◆ What needs to be done
Make an exact copy of every entry, leaving the pictures out.

◆ Data
Content starts
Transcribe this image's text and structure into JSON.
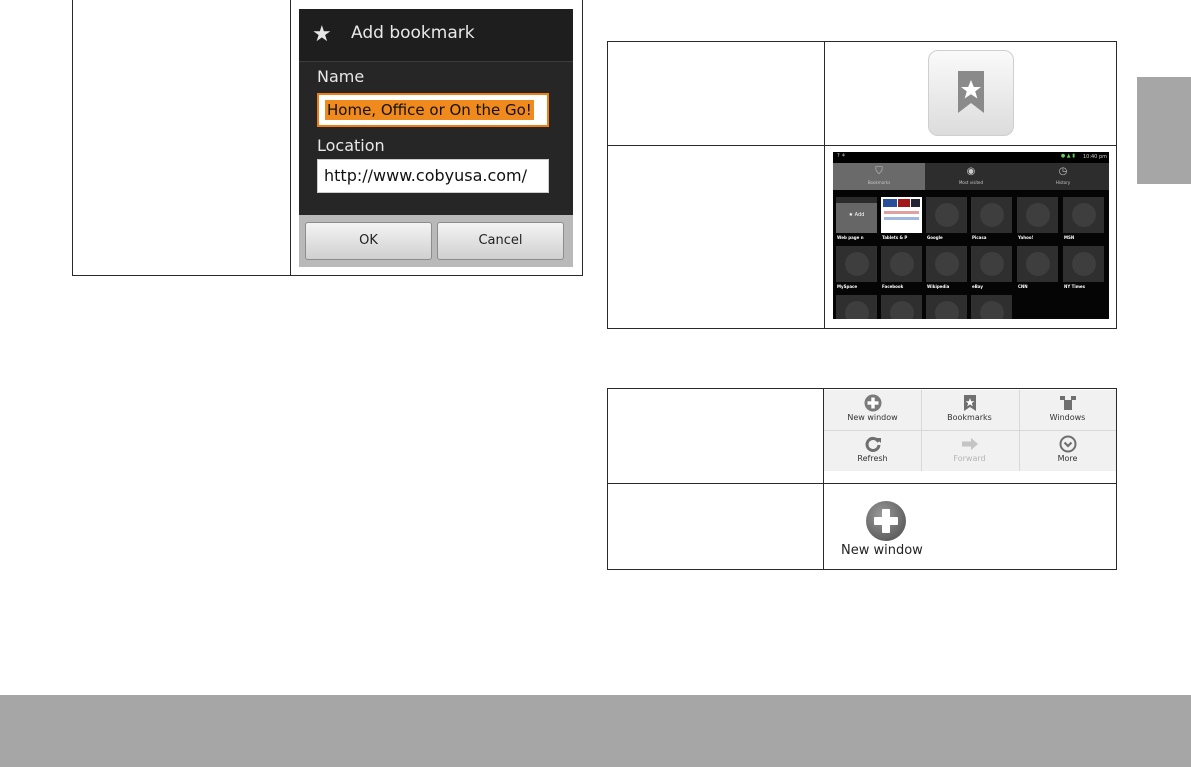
{
  "dialog": {
    "title": "Add bookmark",
    "name_label": "Name",
    "name_value": "Home, Office or On the Go!",
    "location_label": "Location",
    "location_value": "http://www.cobyusa.com/",
    "ok_label": "OK",
    "cancel_label": "Cancel"
  },
  "browser": {
    "status_time": "10:40 pm",
    "tabs": [
      "Bookmarks",
      "Most visited",
      "History"
    ],
    "add_label": "★ Add",
    "tiles_row1": [
      "Web page n",
      "Tablets & P",
      "Google",
      "Picasa",
      "Yahoo!",
      "MSN"
    ],
    "tiles_row2": [
      "MySpace",
      "Facebook",
      "Wikipedia",
      "eBay",
      "CNN",
      "NY Times"
    ]
  },
  "menu": {
    "items": [
      "New window",
      "Bookmarks",
      "Windows",
      "Refresh",
      "Forward",
      "More"
    ]
  },
  "new_window": {
    "label": "New window"
  },
  "colors": {
    "accent": "#f07d12",
    "tab_gray": "#a6a6a6",
    "border": "#2a2a2a"
  }
}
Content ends
◆ Task answer
Transcribe this image's text and structure into JSON.
{
  "dialog": {
    "title": "Add bookmark",
    "name_label": "Name",
    "name_value": "Home, Office or On the Go!",
    "location_label": "Location",
    "location_value": "http://www.cobyusa.com/",
    "ok_label": "OK",
    "cancel_label": "Cancel"
  },
  "browser": {
    "status_time": "10:40 pm",
    "tabs": [
      "Bookmarks",
      "Most visited",
      "History"
    ],
    "add_label": "★ Add",
    "tiles_row1": [
      "Web page n",
      "Tablets & P",
      "Google",
      "Picasa",
      "Yahoo!",
      "MSN"
    ],
    "tiles_row2": [
      "MySpace",
      "Facebook",
      "Wikipedia",
      "eBay",
      "CNN",
      "NY Times"
    ]
  },
  "menu": {
    "items": [
      "New window",
      "Bookmarks",
      "Windows",
      "Refresh",
      "Forward",
      "More"
    ]
  },
  "new_window": {
    "label": "New window"
  },
  "colors": {
    "accent": "#f07d12",
    "tab_gray": "#a6a6a6",
    "border": "#2a2a2a"
  }
}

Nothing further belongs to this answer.